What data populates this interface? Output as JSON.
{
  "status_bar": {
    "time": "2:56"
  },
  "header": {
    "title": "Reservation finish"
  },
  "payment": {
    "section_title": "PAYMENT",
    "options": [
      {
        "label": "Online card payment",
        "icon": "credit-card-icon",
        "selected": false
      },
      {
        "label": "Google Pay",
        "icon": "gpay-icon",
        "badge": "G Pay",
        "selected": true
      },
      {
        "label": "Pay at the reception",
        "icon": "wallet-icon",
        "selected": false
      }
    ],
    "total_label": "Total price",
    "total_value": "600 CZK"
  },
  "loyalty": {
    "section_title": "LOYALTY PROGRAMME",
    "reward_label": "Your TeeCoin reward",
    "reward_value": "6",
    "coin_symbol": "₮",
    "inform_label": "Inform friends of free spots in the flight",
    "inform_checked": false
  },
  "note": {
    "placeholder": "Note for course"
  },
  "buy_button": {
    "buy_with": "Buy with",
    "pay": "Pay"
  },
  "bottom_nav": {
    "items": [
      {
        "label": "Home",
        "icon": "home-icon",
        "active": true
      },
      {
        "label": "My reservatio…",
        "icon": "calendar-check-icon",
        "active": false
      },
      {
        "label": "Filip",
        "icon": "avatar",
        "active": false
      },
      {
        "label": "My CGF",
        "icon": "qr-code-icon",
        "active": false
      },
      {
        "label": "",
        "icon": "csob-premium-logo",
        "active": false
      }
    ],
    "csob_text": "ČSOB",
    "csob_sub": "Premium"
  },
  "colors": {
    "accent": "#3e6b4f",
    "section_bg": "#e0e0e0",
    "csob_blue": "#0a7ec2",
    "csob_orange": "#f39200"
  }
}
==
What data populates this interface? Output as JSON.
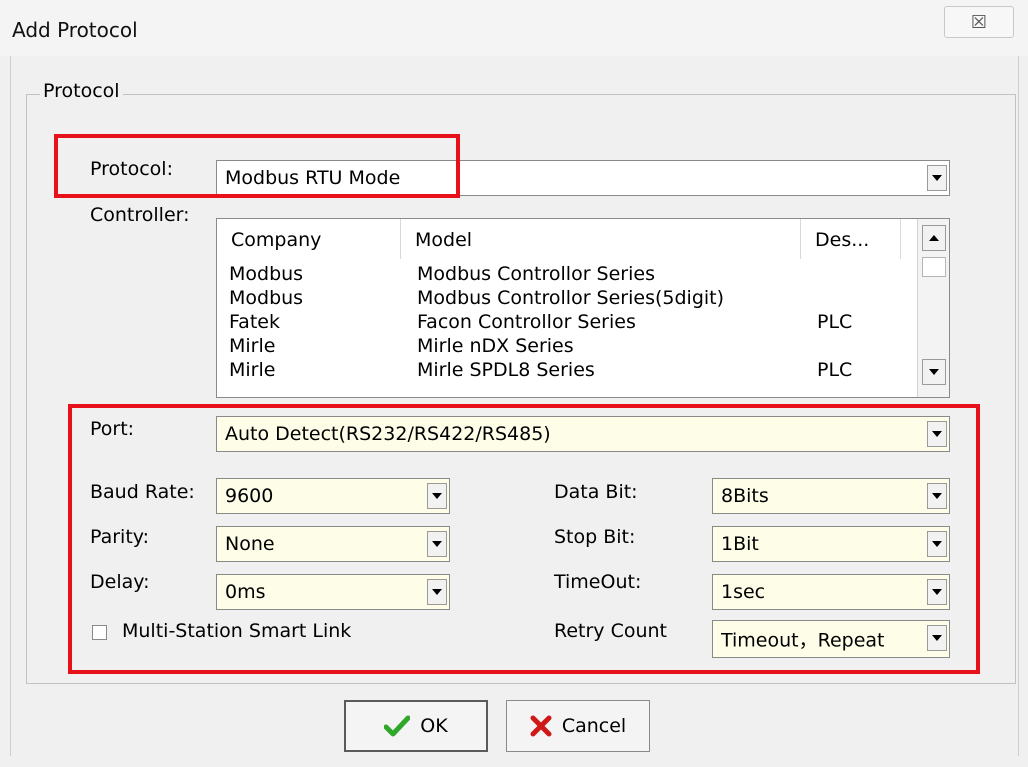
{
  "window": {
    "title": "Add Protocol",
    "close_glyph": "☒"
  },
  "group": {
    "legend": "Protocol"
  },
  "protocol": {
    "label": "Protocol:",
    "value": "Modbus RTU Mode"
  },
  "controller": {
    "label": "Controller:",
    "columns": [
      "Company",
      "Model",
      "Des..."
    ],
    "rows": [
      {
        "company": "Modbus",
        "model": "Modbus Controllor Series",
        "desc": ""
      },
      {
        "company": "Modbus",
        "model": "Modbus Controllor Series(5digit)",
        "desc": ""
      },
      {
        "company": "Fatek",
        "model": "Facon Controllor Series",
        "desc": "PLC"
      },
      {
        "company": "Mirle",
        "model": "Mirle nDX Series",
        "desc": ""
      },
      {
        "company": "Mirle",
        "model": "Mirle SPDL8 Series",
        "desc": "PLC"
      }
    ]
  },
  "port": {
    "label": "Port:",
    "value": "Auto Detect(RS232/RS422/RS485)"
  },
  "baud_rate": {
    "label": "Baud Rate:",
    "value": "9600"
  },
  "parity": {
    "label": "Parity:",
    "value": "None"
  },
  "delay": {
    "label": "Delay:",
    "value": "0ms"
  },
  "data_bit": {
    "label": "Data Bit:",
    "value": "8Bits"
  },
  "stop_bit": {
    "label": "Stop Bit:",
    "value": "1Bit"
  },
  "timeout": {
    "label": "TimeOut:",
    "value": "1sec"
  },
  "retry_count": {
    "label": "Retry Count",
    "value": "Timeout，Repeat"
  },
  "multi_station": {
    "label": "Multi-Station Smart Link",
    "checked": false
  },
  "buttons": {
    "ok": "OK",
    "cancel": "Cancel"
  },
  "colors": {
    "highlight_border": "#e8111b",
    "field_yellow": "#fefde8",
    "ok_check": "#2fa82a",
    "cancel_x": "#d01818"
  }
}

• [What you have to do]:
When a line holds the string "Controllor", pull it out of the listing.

• [Task result]:
        "model": "Modbus Controllor Series",
        "model": "Modbus Controllor Series(5digit)",
        "model": "Facon Controllor Series",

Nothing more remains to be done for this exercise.